SUPPLIED MATERIAL >>
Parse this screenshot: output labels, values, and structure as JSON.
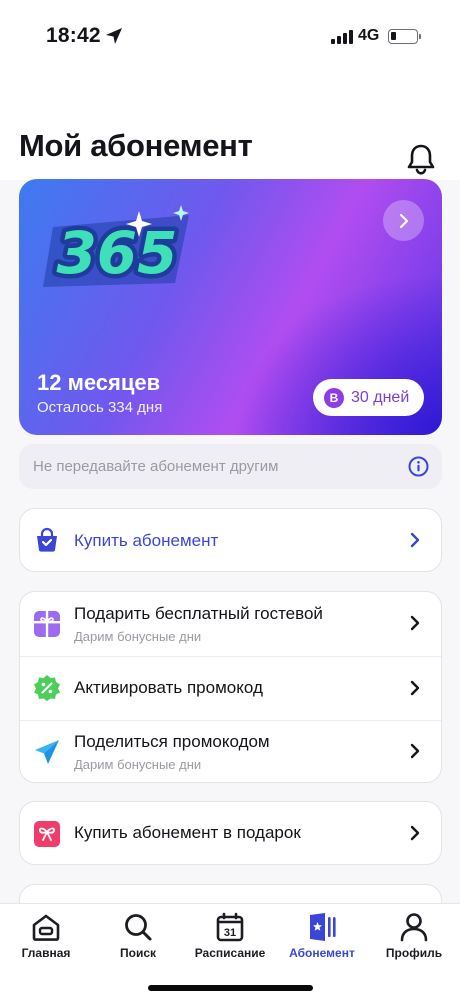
{
  "status_bar": {
    "time": "18:42",
    "network": "4G"
  },
  "header": {
    "title": "Мой абонемент"
  },
  "subscription_card": {
    "logo_text": "365",
    "title": "12 месяцев",
    "remaining": "Осталось 334 дня",
    "bonus_badge": "B",
    "bonus_days": "30 дней",
    "colors": {
      "gradient_start": "#3d7bf0",
      "gradient_mid": "#b14df0",
      "gradient_end": "#2e1ed6"
    }
  },
  "notice": {
    "text": "Не передавайте абонемент другим",
    "icon": "info-icon"
  },
  "groups": [
    {
      "items": [
        {
          "icon": "shopping-bag-icon",
          "title": "Купить абонемент",
          "subtitle": ""
        }
      ]
    },
    {
      "items": [
        {
          "icon": "gift-icon",
          "title": "Подарить бесплатный гостевой",
          "subtitle": "Дарим бонусные дни"
        },
        {
          "icon": "percent-badge-icon",
          "title": "Активировать промокод",
          "subtitle": ""
        },
        {
          "icon": "paper-plane-icon",
          "title": "Поделиться промокодом",
          "subtitle": "Дарим бонусные дни"
        }
      ]
    },
    {
      "items": [
        {
          "icon": "gift-box-icon",
          "title": "Купить абонемент в подарок",
          "subtitle": ""
        }
      ]
    }
  ],
  "tabbar": {
    "items": [
      {
        "label": "Главная",
        "icon": "home-icon",
        "active": false
      },
      {
        "label": "Поиск",
        "icon": "search-icon",
        "active": false
      },
      {
        "label": "Расписание",
        "icon": "calendar-icon",
        "active": false,
        "icon_text": "31"
      },
      {
        "label": "Абонемент",
        "icon": "membership-card-icon",
        "active": true
      },
      {
        "label": "Профиль",
        "icon": "profile-icon",
        "active": false
      }
    ]
  },
  "colors": {
    "accent": "#3b46d6",
    "background": "#f7f7f9"
  }
}
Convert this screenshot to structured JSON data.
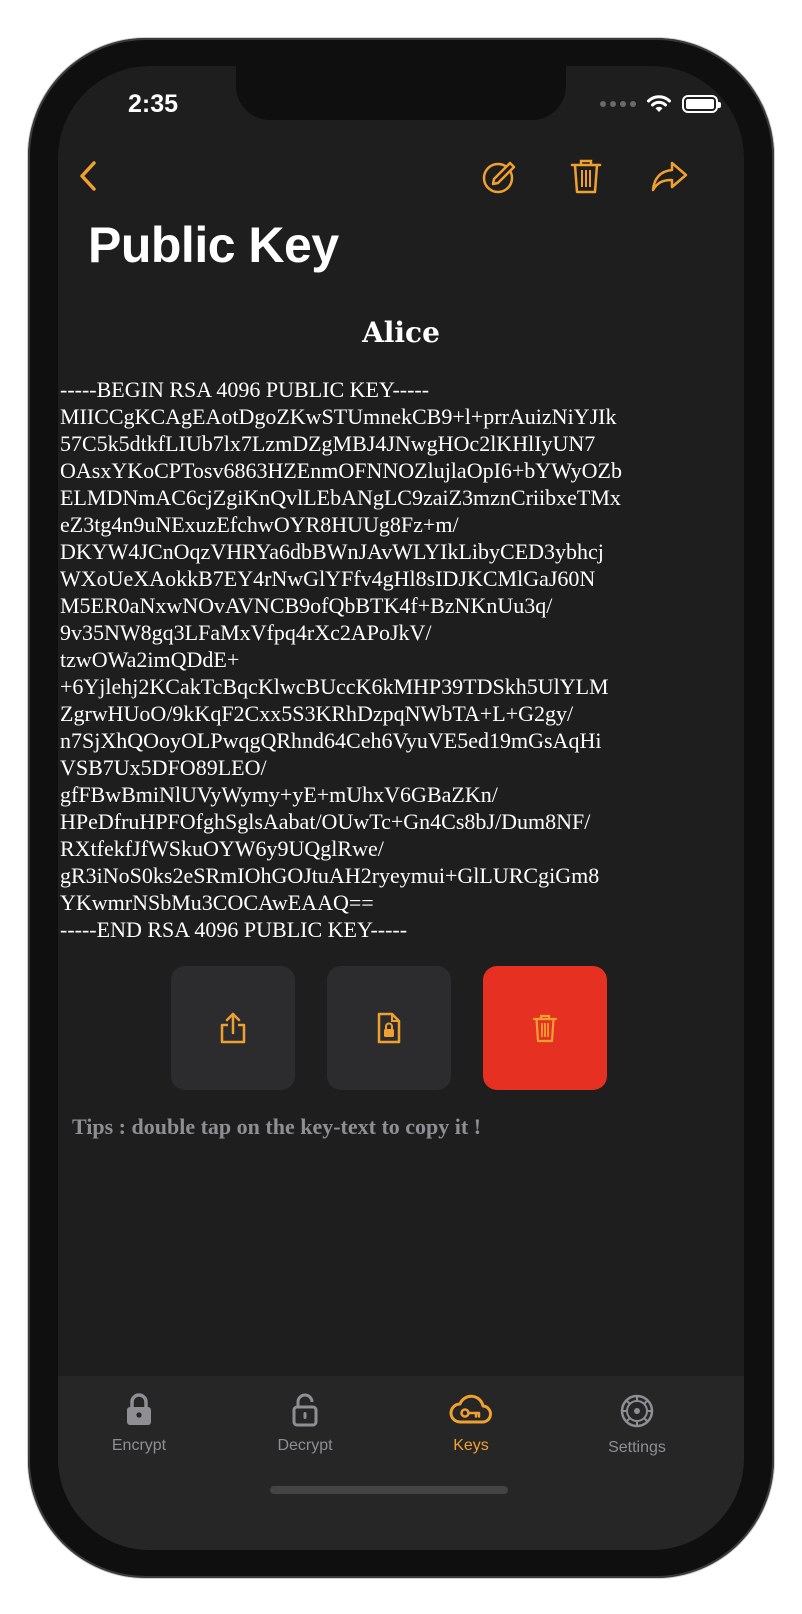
{
  "status": {
    "time": "2:35"
  },
  "nav": {
    "title": "Public Key"
  },
  "key": {
    "name": "Alice",
    "text": "-----BEGIN RSA 4096 PUBLIC KEY-----\nMIICCgKCAgEAotDgoZKwSTUmnekCB9+l+prrAuizNiYJIk\n57C5k5dtkfLIUb7lx7LzmDZgMBJ4JNwgHOc2lKHlIyUN7\nOAsxYKoCPTosv6863HZEnmOFNNOZlujlaOpI6+bYWyOZb\nELMDNmAC6cjZgiKnQvlLEbANgLC9zaiZ3mznCriibxeTMx\neZ3tg4n9uNExuzEfchwOYR8HUUg8Fz+m/\nDKYW4JCnOqzVHRYa6dbBWnJAvWLYIkLibyCED3ybhcj\nWXoUeXAokkB7EY4rNwGlYFfv4gHl8sIDJKCMlGaJ60N\nM5ER0aNxwNOvAVNCB9ofQbBTK4f+BzNKnUu3q/\n9v35NW8gq3LFaMxVfpq4rXc2APoJkV/\ntzwOWa2imQDdE+\n+6Yjlehj2KCakTcBqcKlwcBUccK6kMHP39TDSkh5UlYLM\nZgrwHUoO/9kKqF2Cxx5S3KRhDzpqNWbTA+L+G2gy/\nn7SjXhQOoyOLPwqgQRhnd64Ceh6VyuVE5ed19mGsAqHi\nVSB7Ux5DFO89LEO/\ngfFBwBmiNlUVyWymy+yE+mUhxV6GBaZKn/\nHPeDfruHPFOfghSglsAabat/OUwTc+Gn4Cs8bJ/Dum8NF/\nRXtfekfJfWSkuOYW6y9UQglRwe/\ngR3iNoS0ks2eSRmIOhGOJtuAH2ryeymui+GlLURCgiGm8\nYKwmrNSbMu3COCAwEAAQ==\n-----END RSA 4096 PUBLIC KEY-----"
  },
  "tips": "Tips : double tap on the key-text to copy it !",
  "tabs": [
    {
      "label": "Encrypt",
      "icon": "lock-icon",
      "active": false
    },
    {
      "label": "Decrypt",
      "icon": "unlock-icon",
      "active": false
    },
    {
      "label": "Keys",
      "icon": "cloud-key-icon",
      "active": true
    },
    {
      "label": "Settings",
      "icon": "gear-icon",
      "active": false
    }
  ],
  "colors": {
    "accent": "#f0a030",
    "danger": "#e63022",
    "background": "#1e1e1e",
    "tab_inactive": "#8e8e93"
  }
}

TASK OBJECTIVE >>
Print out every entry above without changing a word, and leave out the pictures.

TASK RESULT >>
Parse this screenshot: output labels, values, and structure as JSON.
{
  "status_bar": {
    "time": "18:42",
    "network": "4G"
  },
  "header": {
    "title": "Мой абонемент"
  },
  "subscription_card": {
    "logo_text": "365",
    "title": "12 месяцев",
    "remaining": "Осталось 334 дня",
    "bonus_badge": "B",
    "bonus_days": "30 дней",
    "colors": {
      "gradient_start": "#3d7bf0",
      "gradient_mid": "#b14df0",
      "gradient_end": "#2e1ed6"
    }
  },
  "notice": {
    "text": "Не передавайте абонемент другим",
    "icon": "info-icon"
  },
  "groups": [
    {
      "items": [
        {
          "icon": "shopping-bag-icon",
          "title": "Купить абонемент",
          "subtitle": ""
        }
      ]
    },
    {
      "items": [
        {
          "icon": "gift-icon",
          "title": "Подарить бесплатный гостевой",
          "subtitle": "Дарим бонусные дни"
        },
        {
          "icon": "percent-badge-icon",
          "title": "Активировать промокод",
          "subtitle": ""
        },
        {
          "icon": "paper-plane-icon",
          "title": "Поделиться промокодом",
          "subtitle": "Дарим бонусные дни"
        }
      ]
    },
    {
      "items": [
        {
          "icon": "gift-box-icon",
          "title": "Купить абонемент в подарок",
          "subtitle": ""
        }
      ]
    }
  ],
  "tabbar": {
    "items": [
      {
        "label": "Главная",
        "icon": "home-icon",
        "active": false
      },
      {
        "label": "Поиск",
        "icon": "search-icon",
        "active": false
      },
      {
        "label": "Расписание",
        "icon": "calendar-icon",
        "active": false,
        "icon_text": "31"
      },
      {
        "label": "Абонемент",
        "icon": "membership-card-icon",
        "active": true
      },
      {
        "label": "Профиль",
        "icon": "profile-icon",
        "active": false
      }
    ]
  },
  "colors": {
    "accent": "#3b46d6",
    "background": "#f7f7f9"
  }
}
Convert this screenshot to structured JSON data.
{
  "status": {
    "time": "2:35"
  },
  "nav": {
    "title": "Public Key"
  },
  "key": {
    "name": "Alice",
    "text": "-----BEGIN RSA 4096 PUBLIC KEY-----\nMIICCgKCAgEAotDgoZKwSTUmnekCB9+l+prrAuizNiYJIk\n57C5k5dtkfLIUb7lx7LzmDZgMBJ4JNwgHOc2lKHlIyUN7\nOAsxYKoCPTosv6863HZEnmOFNNOZlujlaOpI6+bYWyOZb\nELMDNmAC6cjZgiKnQvlLEbANgLC9zaiZ3mznCriibxeTMx\neZ3tg4n9uNExuzEfchwOYR8HUUg8Fz+m/\nDKYW4JCnOqzVHRYa6dbBWnJAvWLYIkLibyCED3ybhcj\nWXoUeXAokkB7EY4rNwGlYFfv4gHl8sIDJKCMlGaJ60N\nM5ER0aNxwNOvAVNCB9ofQbBTK4f+BzNKnUu3q/\n9v35NW8gq3LFaMxVfpq4rXc2APoJkV/\ntzwOWa2imQDdE+\n+6Yjlehj2KCakTcBqcKlwcBUccK6kMHP39TDSkh5UlYLM\nZgrwHUoO/9kKqF2Cxx5S3KRhDzpqNWbTA+L+G2gy/\nn7SjXhQOoyOLPwqgQRhnd64Ceh6VyuVE5ed19mGsAqHi\nVSB7Ux5DFO89LEO/\ngfFBwBmiNlUVyWymy+yE+mUhxV6GBaZKn/\nHPeDfruHPFOfghSglsAabat/OUwTc+Gn4Cs8bJ/Dum8NF/\nRXtfekfJfWSkuOYW6y9UQglRwe/\ngR3iNoS0ks2eSRmIOhGOJtuAH2ryeymui+GlLURCgiGm8\nYKwmrNSbMu3COCAwEAAQ==\n-----END RSA 4096 PUBLIC KEY-----"
  },
  "tips": "Tips : double tap on the key-text to copy it !",
  "tabs": [
    {
      "label": "Encrypt",
      "icon": "lock-icon",
      "active": false
    },
    {
      "label": "Decrypt",
      "icon": "unlock-icon",
      "active": false
    },
    {
      "label": "Keys",
      "icon": "cloud-key-icon",
      "active": true
    },
    {
      "label": "Settings",
      "icon": "gear-icon",
      "active": false
    }
  ],
  "colors": {
    "accent": "#f0a030",
    "danger": "#e63022",
    "background": "#1e1e1e",
    "tab_inactive": "#8e8e93"
  }
}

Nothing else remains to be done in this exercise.